Beginning in the Center
Cricket isn’t exactly a speedy game, even when things are going well. Before confronting the first delivery, you must go through several preliminary procedures with the umpire who is positioned at the bowler’s end of the field. These May activities may seem like a bit of a rigmarole, but they are all carried out for valid reasons.
Taking a stand
In order to ask the umpire whose stump is covered, you must hold your bat vertically. You then inform the umpire whose stumps you want your bat to be in front of after receiving the response. The umpire then directs you to move your bat either toward or away from the location you requested. The title of this role is “your guard.” Once you have been directed to your defense, you should use your bat to swat the crease. The white line that is four feet in front of the line that goes through the stumps is called the crease (also the marker for the batsman to complete a run). To learn more about wrinkles, read Chapter 2. Making a dent doesn’t mean destroying the field. Making a dent allows you to quickly return your bat to the same location to take guard on successive balls without having to repeatedly ask the umpire to reclaim your guard.

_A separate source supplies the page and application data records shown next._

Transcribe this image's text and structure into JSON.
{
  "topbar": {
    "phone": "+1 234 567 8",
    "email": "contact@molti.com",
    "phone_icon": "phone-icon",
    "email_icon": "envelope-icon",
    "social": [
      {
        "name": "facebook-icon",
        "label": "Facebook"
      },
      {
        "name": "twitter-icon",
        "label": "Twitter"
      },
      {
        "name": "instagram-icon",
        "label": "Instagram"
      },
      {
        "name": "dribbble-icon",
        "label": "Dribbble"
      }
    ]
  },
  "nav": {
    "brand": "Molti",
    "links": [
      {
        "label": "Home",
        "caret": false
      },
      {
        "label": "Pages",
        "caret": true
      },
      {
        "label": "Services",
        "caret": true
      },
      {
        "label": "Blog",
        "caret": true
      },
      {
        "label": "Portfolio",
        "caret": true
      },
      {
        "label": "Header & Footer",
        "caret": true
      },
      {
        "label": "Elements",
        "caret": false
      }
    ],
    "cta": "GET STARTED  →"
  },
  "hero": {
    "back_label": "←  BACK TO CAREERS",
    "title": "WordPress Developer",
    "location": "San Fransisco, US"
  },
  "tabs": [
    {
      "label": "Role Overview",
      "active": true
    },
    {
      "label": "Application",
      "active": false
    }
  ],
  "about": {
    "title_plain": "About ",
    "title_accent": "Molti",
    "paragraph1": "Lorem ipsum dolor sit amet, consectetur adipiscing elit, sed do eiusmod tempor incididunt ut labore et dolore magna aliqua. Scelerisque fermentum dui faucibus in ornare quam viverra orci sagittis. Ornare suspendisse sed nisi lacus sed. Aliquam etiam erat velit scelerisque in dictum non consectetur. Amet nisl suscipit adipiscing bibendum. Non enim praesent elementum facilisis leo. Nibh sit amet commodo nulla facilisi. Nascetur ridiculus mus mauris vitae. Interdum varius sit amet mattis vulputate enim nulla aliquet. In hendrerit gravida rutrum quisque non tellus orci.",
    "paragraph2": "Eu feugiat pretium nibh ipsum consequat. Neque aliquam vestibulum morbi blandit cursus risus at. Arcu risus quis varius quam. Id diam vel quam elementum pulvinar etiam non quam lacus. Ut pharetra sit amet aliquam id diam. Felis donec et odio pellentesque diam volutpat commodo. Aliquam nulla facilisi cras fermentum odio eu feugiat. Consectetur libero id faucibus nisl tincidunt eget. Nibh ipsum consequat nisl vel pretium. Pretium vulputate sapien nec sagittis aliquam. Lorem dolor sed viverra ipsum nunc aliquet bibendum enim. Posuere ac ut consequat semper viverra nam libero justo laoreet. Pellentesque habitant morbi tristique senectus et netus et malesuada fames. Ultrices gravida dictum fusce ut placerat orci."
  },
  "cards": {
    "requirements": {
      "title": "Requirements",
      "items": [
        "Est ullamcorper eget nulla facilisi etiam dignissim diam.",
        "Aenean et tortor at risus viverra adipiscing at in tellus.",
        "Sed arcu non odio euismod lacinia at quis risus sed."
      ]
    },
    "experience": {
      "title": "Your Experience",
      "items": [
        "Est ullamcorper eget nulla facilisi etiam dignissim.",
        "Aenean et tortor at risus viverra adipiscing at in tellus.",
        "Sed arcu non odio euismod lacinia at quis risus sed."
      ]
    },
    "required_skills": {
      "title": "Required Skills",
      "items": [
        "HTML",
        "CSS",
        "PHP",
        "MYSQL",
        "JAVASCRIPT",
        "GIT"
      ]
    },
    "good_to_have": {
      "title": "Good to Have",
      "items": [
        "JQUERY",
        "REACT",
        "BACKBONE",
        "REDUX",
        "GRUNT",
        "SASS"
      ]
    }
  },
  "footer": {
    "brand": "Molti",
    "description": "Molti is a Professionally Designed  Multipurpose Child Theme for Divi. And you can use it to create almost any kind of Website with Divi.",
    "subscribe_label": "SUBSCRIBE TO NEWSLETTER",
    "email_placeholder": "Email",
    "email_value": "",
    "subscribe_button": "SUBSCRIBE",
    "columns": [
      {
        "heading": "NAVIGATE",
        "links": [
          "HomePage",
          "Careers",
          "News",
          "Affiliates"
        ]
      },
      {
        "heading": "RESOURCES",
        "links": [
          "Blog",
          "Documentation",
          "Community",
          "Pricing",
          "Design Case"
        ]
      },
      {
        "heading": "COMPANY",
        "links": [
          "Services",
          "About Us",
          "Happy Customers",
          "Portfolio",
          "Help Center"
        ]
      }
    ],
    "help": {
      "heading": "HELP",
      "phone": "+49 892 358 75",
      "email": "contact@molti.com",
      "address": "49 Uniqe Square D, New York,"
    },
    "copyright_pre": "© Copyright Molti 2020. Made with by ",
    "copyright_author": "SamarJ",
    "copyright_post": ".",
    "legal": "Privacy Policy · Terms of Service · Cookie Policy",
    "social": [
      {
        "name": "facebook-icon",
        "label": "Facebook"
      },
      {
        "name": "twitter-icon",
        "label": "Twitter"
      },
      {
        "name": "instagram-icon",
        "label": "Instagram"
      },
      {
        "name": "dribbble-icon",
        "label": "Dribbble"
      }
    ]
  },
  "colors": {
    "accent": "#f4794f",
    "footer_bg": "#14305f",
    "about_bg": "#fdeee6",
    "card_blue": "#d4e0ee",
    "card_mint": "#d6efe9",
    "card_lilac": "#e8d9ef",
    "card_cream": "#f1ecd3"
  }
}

A cricket bat is held with both hands. If you are right-handed, as are the majority of players, your top hand—the one closest to the handle’s top—is your left hand. This means that when you stand side-on, as most batsmen do, your left shoulder will be directed toward the bowler. Since it is closest to the base of the bat handle, your right hand is your bottom hand. Your body’s right side is exposed to the wicket-keeper and stumps. For left-handers, the opposite is true.
Standing in this initially fairly strange stance, your natural tendency will be to allow your “top,” or left hand if you’re a right-hander, to move counterclockwise away from you. Defy this. It’s crucial that your right hand (or “bottom”) stays in the “V” of your dominant hand and that both “Vs” continue to point downward toward the back of a bat. Some coaches advise that the “Vs” form a line that veers slightly in the direction of the bat’s front half, but this is merely a very slight variation in the course.
Hearing the umpire out
When a right-handed bowler bowls over the wicket, the ball is released from the umpire’s left, or, as the batter sees it, the right side of the stumps. The umpire and the stumps are on the right side of the wicket when a right-handed player bowls around them. What defines over and around the wicket is inverted for left-handed bowlers.
The sight displays are set
After taking in the information above, you should now examine the placement of sightscreens (if there are any). The sight screens are big, white-painted timber screens that are a few meters high and broad. The screens are designed to be placed immediately behind where the bowler will release the ball and are positioned on wheels for easy mobility. If you are not satisfied with the location of the sight screens, you can request that they be moved such that they are precisely behind the area where the bowler will release the ball. The fielding side will be kind enough to comply by adjusting the sightscreen.
Turning to face the bowler: Posture
The notion is that after the ball is delivered, the batsman’s body and hands must be in the greatest possible position to perform a shot. The finest batsmen prefer to have an even distribution of weight between the right and left legs when they are standing. The bowler’s best field of vision is provided by maintaining a steady head, which allows all eyes to look directly down the pitch at the bowler. Make sure your eyes remain level and don’t cock your head.
The batsman’s hand motion used to advance the boat toward the ball is known as the backlit. The goal is to elevate the bat behind the back, preferably in line with off stump and sometimes even head-high, to create power and timing in the stroke. The bat should then drop back down in a pulsatile manner to meet the ball when it comes.